• water use;
  • water yield;
  • groundwater;
  • restoration;
  • forest management;
  • pine plantation;
  • evapotranspiration;
  • statistical model

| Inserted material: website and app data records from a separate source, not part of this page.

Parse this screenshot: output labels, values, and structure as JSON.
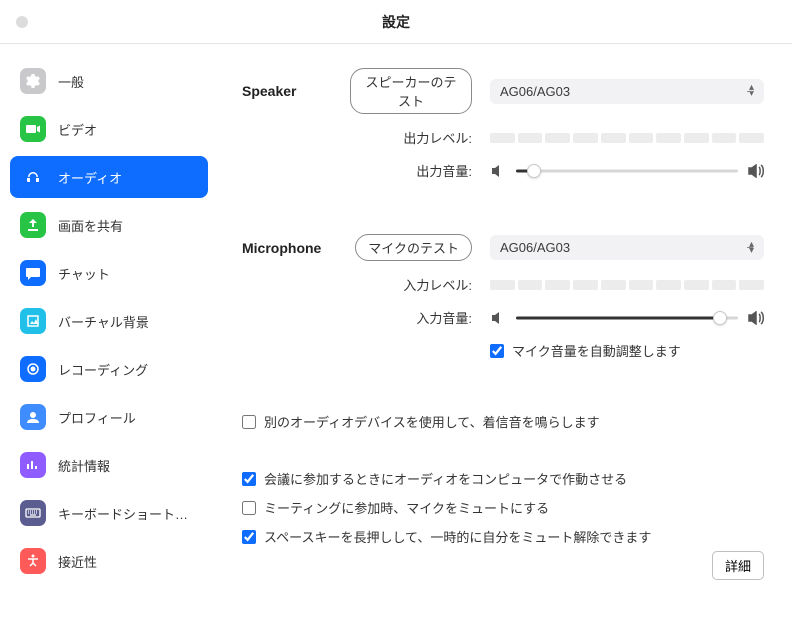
{
  "window": {
    "title": "設定"
  },
  "sidebar": {
    "items": [
      {
        "label": "一般",
        "icon": "gear",
        "color": "#c9c9cc"
      },
      {
        "label": "ビデオ",
        "icon": "video",
        "color": "#28c445"
      },
      {
        "label": "オーディオ",
        "icon": "audio",
        "color": "#0e6dff",
        "active": true
      },
      {
        "label": "画面を共有",
        "icon": "share",
        "color": "#28c445"
      },
      {
        "label": "チャット",
        "icon": "chat",
        "color": "#0e6dff"
      },
      {
        "label": "バーチャル背景",
        "icon": "virtual",
        "color": "#20c0e8"
      },
      {
        "label": "レコーディング",
        "icon": "record",
        "color": "#0e6dff"
      },
      {
        "label": "プロフィール",
        "icon": "profile",
        "color": "#3f8cff"
      },
      {
        "label": "統計情報",
        "icon": "stats",
        "color": "#8e5cff"
      },
      {
        "label": "キーボードショートカ…",
        "icon": "keyboard",
        "color": "#5b5c8f"
      },
      {
        "label": "接近性",
        "icon": "access",
        "color": "#ff5a5a"
      }
    ]
  },
  "speaker": {
    "heading": "Speaker",
    "test_label": "スピーカーのテスト",
    "device": "AG06/AG03",
    "output_level_label": "出力レベル:",
    "output_volume_label": "出力音量:",
    "volume_percent": 8
  },
  "microphone": {
    "heading": "Microphone",
    "test_label": "マイクのテスト",
    "device": "AG06/AG03",
    "input_level_label": "入力レベル:",
    "input_volume_label": "入力音量:",
    "volume_percent": 92,
    "auto_adjust_label": "マイク音量を自動調整します",
    "auto_adjust_checked": true
  },
  "options": {
    "ring_separate": {
      "label": "別のオーディオデバイスを使用して、着信音を鳴らします",
      "checked": false
    },
    "join_audio": {
      "label": "会議に参加するときにオーディオをコンピュータで作動させる",
      "checked": true
    },
    "mute_on_join": {
      "label": "ミーティングに参加時、マイクをミュートにする",
      "checked": false
    },
    "space_unmute": {
      "label": "スペースキーを長押しして、一時的に自分をミュート解除できます",
      "checked": true
    }
  },
  "advanced_label": "詳細"
}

With growing populations fueling increased groundwater abstraction and forecasts of greater water scarcity in the southeastern United States, identifying land management strategies that enhance water availability will be vital to maintaining hydrologic resources and protecting natural systems. Management of forested uplands for lower basal area, currently a priority for habitat improvement on public lands, may also increase water yield through decreased evapotranspiration (ET). To explore this hypothesis, we synthesized studies of precipitation and ET in coastal plain pine stands to develop a statistical model of water yield as a function of management strategy, stand structure, and ecosystem water use. This model allowed us to estimate changes in water yield in response to varying management strategies across spatial scales from the individual stand to a regional watershed. Results suggest that slash pine stands managed at lower basal areas can have up to 64% more cumulative water yield over a 25-year rotation compared to systems managed for high-density timber production, with the greatest increases in stands also managed for recurrent understory fire. Although there are important uncertainties in the magnitude of additional water yield and its final destination (i.e., surface water bodies vs. groundwater), this analysis highlights the potential for management activities on public and private timber lands to partially offset increasing demand on surface and groundwater resources.